They do have fine milk and cheese!
Father in law's idea of cabin building sounds great! The saw milling part might be more than you want the kids around .
But the building part, the grand kids can help and grandpa gets to spend quality time with them!
Win Win for all.
Leigh Tate wrote:Jimmy, welcome to the Permies Forums!
I love reading about your place, your goals, and your plans. I agree that documenting is very important, especially photographs. Have you considered mapping out your dream homestead? Sort of a Master Plan? My husband and I found that visual tool to be a huge help as we planned and discussed possibilities.
I have to mention too, that my husband bought a small(ish) portable sawmill a couple of years ago and we have never regretted that purchase. He makes most of our lumber now, which has been a huge savings. Plus there's just something happy about building with your own lumber and timbers.
It will be interesting to follow along as you work toward your goals.
Jimmy Burt wrote:
My Grandparents ran a sawmill when I was growing up, of course it wasn't the bandsaw style, but I am familiar. They shut it down when I was in High School. My kids range from 12 to 22, and we have talked about building tiny houses around the property for the Kids to have their "own place" after they graduate. Our oldest is in College, but thankfully still lives at home, even though we see her sparsely with her school, work and social schedule. MY dream would be to have a small community around the place with the Kids having their tinies, and maybe a couple other friends/family joining us as well. But I am not sure how firmly the kids agree with that overall. I have studied aquaponics for a number of years, but never put it into practice thus far, and would love to setup a decent sized Greenhouse for aquaponics to grow part of our produce and fish.
Our Son (a Junior in HS) is working toward attending the Air Force Academy, and of course if he is successful in that, he would be away from the homestead for "a while" as he wants to do the Air Force as his Career, at least at this point (and for the last 10 years leading up to now).
My biggest challenge has been actually getting started. I have given lots of THOUGHT to what I want to do, now I just need to get started. The Chicken house is step one, now to build some momentum, and keep the moving forward.
Jimmy Burt wrote:This is just a quick Hello and me documenting our goals. If you don't document it, there is no accountability, right?
We currently live on 5 acres in Oklahoma.
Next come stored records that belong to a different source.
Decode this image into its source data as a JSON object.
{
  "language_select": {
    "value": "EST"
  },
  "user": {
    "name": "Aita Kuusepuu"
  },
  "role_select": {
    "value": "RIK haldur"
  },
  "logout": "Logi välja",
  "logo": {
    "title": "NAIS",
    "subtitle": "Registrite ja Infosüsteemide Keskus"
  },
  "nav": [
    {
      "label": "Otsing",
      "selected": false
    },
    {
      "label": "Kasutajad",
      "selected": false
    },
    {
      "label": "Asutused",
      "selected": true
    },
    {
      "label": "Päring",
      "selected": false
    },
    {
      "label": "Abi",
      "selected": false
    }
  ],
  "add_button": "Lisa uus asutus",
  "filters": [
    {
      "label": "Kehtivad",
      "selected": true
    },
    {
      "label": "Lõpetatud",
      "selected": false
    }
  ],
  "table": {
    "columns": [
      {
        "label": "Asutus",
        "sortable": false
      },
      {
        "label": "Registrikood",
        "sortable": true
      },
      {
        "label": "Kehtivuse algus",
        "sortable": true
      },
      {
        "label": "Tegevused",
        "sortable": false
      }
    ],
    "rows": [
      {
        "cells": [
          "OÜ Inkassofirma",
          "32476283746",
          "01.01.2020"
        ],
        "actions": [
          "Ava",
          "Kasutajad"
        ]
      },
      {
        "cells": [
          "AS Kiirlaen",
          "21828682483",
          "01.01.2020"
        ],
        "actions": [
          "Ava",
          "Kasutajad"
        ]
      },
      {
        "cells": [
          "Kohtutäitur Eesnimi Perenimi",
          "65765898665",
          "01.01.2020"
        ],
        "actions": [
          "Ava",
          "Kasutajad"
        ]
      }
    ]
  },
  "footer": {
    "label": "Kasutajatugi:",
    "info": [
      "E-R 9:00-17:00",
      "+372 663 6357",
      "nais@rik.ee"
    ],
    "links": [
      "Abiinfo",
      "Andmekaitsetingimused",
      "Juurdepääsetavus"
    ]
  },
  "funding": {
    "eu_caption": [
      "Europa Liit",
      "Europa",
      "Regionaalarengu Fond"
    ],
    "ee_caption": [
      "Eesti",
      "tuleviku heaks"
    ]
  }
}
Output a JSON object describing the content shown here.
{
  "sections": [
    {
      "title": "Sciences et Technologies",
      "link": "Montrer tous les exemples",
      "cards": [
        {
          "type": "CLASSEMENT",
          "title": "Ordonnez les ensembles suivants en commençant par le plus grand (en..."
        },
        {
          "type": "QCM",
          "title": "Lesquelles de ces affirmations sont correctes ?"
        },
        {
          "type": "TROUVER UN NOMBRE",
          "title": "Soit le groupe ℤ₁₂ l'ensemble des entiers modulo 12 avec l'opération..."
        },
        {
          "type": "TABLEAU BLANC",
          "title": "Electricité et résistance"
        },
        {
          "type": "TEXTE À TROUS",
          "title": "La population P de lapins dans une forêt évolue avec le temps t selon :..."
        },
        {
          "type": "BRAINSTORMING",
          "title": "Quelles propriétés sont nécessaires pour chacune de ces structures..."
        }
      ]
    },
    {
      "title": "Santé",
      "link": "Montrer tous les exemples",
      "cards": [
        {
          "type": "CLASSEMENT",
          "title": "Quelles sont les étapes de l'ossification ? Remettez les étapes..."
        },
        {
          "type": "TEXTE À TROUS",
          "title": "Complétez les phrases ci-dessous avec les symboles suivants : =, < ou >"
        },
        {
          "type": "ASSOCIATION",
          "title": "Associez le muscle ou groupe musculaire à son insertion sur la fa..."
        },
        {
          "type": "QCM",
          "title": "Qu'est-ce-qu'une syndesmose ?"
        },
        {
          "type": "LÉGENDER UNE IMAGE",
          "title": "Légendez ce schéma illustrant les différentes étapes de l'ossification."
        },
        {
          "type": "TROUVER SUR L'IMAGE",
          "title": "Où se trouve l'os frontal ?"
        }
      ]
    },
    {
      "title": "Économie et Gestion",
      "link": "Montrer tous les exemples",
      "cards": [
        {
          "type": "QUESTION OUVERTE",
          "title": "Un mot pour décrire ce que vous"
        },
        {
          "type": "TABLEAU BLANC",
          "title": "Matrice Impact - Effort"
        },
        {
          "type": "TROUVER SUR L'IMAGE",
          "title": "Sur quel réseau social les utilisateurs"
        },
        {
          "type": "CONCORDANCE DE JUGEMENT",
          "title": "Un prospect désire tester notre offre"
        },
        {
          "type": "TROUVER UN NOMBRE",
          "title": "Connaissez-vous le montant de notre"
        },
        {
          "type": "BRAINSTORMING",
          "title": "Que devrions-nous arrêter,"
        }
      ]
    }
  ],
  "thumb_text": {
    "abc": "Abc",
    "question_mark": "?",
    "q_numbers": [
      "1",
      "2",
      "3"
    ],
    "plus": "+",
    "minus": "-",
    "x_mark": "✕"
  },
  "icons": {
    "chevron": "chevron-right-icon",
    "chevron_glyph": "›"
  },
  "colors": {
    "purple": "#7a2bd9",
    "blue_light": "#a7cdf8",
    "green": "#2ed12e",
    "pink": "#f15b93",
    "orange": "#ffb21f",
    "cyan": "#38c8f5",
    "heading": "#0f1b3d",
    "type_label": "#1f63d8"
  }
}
We just built our first Chicken house and enclosed yard/run. We plan to free range the birds during the day, and put them up at night for their safety. We are waiting for warmer weather to actually get the birds though. We have a long list of plans/wants for the homestead, and we are just getting started. We just added about 10 fruit trees last year, and plan to add more each year. We plan to start with bees this year, and to enlarge our garden. My wife is still trying to talk me into goats as well, but I honestly think she just wants the baby goats, when they are small and cute.
We also have another 40 acres a couple miles up the road, it is thickly grown up with Pecan trees, and is down in the Creek Bottom (and is boggy), so we are not real sure of our plans for that yet.
My Father in Law wants to get a small saw mill and mill some of those trees for lumber to build himself a simple cabin on our 5 acres with us. It will just be his "visiting place" as my in-laws (who are Great) live about 90 minutes away, but since we live in the country, my F-i-L likes to come up and visit, both the grandkids and nature. They live in a Metro area, and he misses the country life.
We live in a renovated 110+ year old plantation style house that has been in our family for years. It has lots of character, but anything this old, is a continual project in its own right too.
We are not off grid, and don't have any plans to drop the grid, but we would love to add resiliency, and reduce our dependence on the grid in any areas that we can.